What happened to my friend with his mentor was a classic behaviour of resistance to change. We grow complacent in our ossified theories, rituals, traditions, mores and norms. In a world increasingly growing chaotic, unstable, brutal and polarised, we tend to cling ever more to ancient belief systems, drawing strength and security from familiar habits and unchanging principles and values. But we tend to ignore or deny the one universal truth – change is the only constant. In the world, in nature, our own bodies, everything is changing by the minute. Mountains are being formed, dormant volcanoes erupting, once flowing rivers drying up or dried up river beds suddenly filling up and swelling; old lakes shrinking, climate changing – nature in constant flux. 

 

But the deadwood (read the elders) choose to disregard these blatant evidences and truths and instead stubbornly stick to their old ways of thinking to maintain their illusion of stability. They even choose to turn a blind eye to another universally proven fact – progress, renewal, rebirth, life, call it what you may – finds a way. Like water, it either takes the shape of the confining structure and overflows, or its force rips the barrier apart to make way. The recent Kashmir Floods of September 2014 should have been an eye opener. No matter how much the deadwood of society, with their set patterns of thinking, force their outdated approach to life on the youth, the new blood will always find a way to skirt these fossilized mores and chart a path of their own. 

It’s not just the academic institutions of Kashmir that are stuck in the Asharite way of thinking, but politically too, the stakeholders tend to cling to the past, rake it up at elections, view the present with the prism of the past. They then thrust those views, opinions and policies on the common population simply because they have the power to do so, elected or selected, depending on what point of time who was sitting on the revered 'kursi'. 

The deadwood needs to go. They are already complicit in the baggage of hate they passed onto the subsequent generations and for keeping historical wounds open and festering in our minds. Now in their twilight years realising the futility of existence and the inevitability of mortality, in a last bid to seize glory they are holding back the new, the innovative, the creative, the black swans, the out-of-the-box, the dissenters, the heretics, etc. 
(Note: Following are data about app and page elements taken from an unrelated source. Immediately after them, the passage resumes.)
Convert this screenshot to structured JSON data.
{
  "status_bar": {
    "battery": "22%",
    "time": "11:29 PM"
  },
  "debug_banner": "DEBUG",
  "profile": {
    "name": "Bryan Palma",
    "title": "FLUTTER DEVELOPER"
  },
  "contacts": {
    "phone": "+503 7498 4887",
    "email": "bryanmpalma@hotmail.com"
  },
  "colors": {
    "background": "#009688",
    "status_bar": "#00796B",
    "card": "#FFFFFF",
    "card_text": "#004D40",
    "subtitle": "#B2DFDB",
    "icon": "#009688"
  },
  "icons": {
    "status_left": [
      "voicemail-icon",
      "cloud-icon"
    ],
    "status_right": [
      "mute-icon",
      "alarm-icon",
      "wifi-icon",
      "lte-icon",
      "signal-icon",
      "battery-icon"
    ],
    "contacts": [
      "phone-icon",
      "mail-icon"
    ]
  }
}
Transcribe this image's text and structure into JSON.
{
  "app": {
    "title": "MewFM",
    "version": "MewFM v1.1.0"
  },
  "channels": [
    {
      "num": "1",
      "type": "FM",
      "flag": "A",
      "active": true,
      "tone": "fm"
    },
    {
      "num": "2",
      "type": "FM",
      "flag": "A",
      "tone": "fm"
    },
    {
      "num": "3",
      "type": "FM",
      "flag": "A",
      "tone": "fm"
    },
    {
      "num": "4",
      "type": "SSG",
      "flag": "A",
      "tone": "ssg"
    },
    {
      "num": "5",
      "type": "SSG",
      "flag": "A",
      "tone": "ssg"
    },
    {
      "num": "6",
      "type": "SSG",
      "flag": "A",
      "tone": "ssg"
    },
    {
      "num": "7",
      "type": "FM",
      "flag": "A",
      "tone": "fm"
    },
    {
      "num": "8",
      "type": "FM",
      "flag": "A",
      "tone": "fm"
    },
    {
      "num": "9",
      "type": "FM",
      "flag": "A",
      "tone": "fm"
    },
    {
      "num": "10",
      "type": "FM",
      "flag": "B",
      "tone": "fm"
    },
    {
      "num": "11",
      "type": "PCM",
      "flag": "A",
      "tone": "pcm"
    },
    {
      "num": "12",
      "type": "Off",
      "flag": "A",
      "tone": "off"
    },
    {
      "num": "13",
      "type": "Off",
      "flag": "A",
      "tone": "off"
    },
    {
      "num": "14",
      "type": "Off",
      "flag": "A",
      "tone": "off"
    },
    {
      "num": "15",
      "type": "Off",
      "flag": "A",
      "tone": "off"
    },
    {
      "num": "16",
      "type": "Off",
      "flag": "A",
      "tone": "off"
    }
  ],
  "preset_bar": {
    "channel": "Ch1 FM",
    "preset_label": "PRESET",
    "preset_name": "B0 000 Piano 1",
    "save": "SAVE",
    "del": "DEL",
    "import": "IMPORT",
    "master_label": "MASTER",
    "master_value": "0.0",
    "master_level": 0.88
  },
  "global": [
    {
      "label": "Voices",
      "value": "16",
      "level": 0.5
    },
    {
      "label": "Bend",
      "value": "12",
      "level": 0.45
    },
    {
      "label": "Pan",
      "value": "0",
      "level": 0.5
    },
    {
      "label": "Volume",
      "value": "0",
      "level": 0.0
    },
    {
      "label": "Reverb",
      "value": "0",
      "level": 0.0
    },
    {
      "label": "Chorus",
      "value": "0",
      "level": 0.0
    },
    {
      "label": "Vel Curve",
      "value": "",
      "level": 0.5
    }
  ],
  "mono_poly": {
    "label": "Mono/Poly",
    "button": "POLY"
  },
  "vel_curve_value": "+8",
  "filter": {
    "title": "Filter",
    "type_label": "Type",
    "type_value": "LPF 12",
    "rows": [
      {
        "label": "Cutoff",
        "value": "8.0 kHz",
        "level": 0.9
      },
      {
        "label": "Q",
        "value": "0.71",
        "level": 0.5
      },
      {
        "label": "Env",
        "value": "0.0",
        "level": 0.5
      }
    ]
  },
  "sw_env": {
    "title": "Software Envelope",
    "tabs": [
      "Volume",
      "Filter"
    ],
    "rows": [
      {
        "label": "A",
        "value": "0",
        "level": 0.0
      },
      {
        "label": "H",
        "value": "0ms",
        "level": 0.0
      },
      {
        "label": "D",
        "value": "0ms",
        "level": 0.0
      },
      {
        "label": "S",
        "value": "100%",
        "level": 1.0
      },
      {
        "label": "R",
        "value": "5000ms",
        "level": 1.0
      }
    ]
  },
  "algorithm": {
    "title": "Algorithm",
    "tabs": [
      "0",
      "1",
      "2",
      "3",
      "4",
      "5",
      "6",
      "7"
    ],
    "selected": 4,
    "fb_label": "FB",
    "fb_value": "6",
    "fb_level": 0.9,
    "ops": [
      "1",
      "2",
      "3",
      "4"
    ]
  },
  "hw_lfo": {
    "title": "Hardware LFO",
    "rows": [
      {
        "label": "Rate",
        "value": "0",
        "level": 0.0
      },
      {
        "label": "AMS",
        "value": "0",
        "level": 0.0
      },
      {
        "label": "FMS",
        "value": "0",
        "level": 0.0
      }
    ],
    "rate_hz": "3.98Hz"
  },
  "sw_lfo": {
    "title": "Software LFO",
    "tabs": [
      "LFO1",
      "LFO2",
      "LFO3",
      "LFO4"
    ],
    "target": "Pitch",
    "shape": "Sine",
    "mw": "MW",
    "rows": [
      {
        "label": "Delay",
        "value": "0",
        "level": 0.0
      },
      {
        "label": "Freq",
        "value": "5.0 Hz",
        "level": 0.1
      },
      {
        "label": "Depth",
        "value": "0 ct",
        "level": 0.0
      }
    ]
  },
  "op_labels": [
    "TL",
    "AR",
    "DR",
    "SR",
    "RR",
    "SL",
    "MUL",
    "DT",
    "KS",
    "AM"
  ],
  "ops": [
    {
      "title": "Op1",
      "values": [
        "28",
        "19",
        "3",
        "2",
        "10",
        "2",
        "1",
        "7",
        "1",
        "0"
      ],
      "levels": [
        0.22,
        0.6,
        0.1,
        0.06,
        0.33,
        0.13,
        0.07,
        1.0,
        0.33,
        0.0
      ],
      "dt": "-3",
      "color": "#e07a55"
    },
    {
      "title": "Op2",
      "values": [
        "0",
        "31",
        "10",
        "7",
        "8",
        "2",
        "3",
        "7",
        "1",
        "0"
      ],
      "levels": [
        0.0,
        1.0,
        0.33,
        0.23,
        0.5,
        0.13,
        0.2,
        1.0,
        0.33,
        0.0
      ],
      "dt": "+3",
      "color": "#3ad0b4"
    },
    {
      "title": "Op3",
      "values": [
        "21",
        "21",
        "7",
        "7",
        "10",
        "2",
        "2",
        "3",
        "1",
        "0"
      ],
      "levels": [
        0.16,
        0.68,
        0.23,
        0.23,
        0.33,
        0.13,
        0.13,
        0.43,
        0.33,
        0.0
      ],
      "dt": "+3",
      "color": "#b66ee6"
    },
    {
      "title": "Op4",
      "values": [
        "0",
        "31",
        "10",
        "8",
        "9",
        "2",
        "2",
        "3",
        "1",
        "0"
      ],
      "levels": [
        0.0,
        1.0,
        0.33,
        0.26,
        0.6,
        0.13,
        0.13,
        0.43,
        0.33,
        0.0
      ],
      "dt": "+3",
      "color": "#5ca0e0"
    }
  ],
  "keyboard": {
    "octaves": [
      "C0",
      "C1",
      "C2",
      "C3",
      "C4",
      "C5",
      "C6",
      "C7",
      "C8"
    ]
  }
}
No matter how much we try to force the hapless population into medieval thinking and keep them ignorant about the world beyond, history is testimony to the fact that ideological despots and dictators eventually fall or are brought down. Of course, that doesn't bode well for the minds or lives that were destroyed at the altar of stubbornness, avarice and the power hungry. But fall they do often at the cost of destruction of communities, entirely. As Liberia, Namibia, Rwanda and all the conflict ridden countries of the 80s and the 90s limp back to peace, they are testimony to what I stated above. Despots of countries, institutions or families do fall eventually. It is for the oppressed under the despots to realise this one life that was given to us, and to make it worth the while, either living freely, resisting bigotry or facing eventual, inevitable death bravely doing what is right. 

Across the border there has been an icon like that recently. Sabeen Mahmud – her life and times are the best illustration of the above – gunned down for choosing to unsilence the silence of brutality. But she chose. As we must. As my friend did with his thesis.